Source: Fatimah Waseem / USA Today

More women are dying from prescription painkiller overdoses than ever before, highlighting what the Centers for Disease Control and Prevention calls a growing public health epidemic.

The CDC study shows that while men are still more likely to die of overdoses, the number of deaths among women increased five-fold in the last decade, four times more than deaths in women from cocaine and heroin combined, says CDC director Tom Frieden. About 12% of these deaths were suicides, CDC experts said.

The rate of prescription drug overdose deaths of women increased 400% from 1999 to 2010, compared with an increase of 250% for men. More men die of prescription painkiller overdoses — about 23,000 in 2010, compared with 15,300 for women.

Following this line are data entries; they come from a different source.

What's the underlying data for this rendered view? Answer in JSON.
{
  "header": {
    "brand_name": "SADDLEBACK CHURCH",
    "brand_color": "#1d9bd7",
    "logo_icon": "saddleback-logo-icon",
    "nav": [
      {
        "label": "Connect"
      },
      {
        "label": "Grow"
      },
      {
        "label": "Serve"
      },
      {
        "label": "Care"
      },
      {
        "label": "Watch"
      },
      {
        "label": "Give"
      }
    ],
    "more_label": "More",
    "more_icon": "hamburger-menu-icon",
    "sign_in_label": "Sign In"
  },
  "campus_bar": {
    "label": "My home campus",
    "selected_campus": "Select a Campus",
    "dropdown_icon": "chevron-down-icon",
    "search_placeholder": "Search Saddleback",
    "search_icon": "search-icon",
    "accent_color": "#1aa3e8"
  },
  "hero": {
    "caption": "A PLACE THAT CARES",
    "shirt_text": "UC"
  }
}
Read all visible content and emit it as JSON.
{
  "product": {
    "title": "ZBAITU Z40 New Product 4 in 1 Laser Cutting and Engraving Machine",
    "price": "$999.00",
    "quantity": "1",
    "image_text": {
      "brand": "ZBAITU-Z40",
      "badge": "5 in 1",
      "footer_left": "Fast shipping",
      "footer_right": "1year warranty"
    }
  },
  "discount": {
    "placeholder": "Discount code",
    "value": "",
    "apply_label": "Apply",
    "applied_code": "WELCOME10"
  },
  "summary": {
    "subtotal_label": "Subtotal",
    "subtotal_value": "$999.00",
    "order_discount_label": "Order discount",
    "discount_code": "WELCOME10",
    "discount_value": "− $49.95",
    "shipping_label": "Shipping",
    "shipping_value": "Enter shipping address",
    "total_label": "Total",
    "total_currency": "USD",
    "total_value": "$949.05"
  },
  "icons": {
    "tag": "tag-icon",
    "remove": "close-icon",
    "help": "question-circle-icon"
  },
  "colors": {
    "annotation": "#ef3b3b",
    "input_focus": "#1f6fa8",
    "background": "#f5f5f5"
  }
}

Women may be more prone to overdoses because they’re more likely to have chronic pain, be prescribed painkillers, have higher doses, and use them longer than men, said Linda Degutis, director of CDC’s National Center for Injury Prevention and Control. But doctors may not recognize these facts about women, said John Eadie, director of a Brandeis University program that tracks prescription-drug monitoring in the USA.

To read this article in its entirety visit the USA Today.

Protected with SiteGuarding.com Antivirus